■ What the task requires:
Each line in the records below that has the word "name" should be copied.

======== Input material ========

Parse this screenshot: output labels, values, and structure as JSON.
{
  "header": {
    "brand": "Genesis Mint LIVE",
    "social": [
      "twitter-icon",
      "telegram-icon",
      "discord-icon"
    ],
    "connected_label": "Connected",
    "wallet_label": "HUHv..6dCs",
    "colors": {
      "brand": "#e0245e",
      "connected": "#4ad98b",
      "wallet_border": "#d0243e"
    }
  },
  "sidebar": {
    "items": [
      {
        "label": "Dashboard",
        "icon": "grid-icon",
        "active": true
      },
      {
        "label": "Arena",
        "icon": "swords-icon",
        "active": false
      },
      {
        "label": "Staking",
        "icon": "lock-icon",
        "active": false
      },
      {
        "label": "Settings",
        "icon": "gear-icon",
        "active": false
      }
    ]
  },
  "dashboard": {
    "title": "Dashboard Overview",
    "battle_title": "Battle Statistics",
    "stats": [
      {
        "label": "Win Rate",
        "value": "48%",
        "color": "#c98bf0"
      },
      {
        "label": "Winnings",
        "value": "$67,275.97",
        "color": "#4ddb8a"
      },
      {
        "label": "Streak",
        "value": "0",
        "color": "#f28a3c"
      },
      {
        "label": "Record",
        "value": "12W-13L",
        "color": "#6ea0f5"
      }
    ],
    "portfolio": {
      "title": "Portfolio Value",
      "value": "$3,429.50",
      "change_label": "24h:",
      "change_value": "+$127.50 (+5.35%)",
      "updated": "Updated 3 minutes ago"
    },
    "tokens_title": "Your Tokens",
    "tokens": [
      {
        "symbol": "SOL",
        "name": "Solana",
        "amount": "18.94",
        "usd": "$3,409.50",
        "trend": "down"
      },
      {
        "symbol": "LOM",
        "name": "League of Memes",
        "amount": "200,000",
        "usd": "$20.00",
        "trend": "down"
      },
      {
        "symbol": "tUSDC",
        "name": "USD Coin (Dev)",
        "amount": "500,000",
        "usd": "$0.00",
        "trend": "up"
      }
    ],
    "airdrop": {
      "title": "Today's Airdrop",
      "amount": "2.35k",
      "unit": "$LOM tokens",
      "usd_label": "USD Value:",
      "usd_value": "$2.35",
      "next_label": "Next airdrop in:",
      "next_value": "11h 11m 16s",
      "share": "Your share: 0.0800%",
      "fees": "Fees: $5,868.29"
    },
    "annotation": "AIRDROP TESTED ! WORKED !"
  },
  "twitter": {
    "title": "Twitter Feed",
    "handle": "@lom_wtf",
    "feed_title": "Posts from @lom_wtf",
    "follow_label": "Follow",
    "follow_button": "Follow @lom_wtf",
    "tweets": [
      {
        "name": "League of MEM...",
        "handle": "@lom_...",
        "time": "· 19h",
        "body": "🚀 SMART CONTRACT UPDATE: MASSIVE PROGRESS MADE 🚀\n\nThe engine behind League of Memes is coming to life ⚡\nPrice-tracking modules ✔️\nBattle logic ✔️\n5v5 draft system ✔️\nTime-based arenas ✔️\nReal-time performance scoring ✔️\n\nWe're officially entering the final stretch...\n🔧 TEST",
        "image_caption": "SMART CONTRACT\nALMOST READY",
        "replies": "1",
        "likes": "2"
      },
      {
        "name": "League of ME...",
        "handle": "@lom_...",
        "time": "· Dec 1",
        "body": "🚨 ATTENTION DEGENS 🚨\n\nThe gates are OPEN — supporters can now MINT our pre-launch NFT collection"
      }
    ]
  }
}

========

■ Solution for this problem:
        "name": "Solana",
        "name": "League of Memes",
        "name": "USD Coin (Dev)",
        "name": "League of MEM...",
        "name": "League of ME...",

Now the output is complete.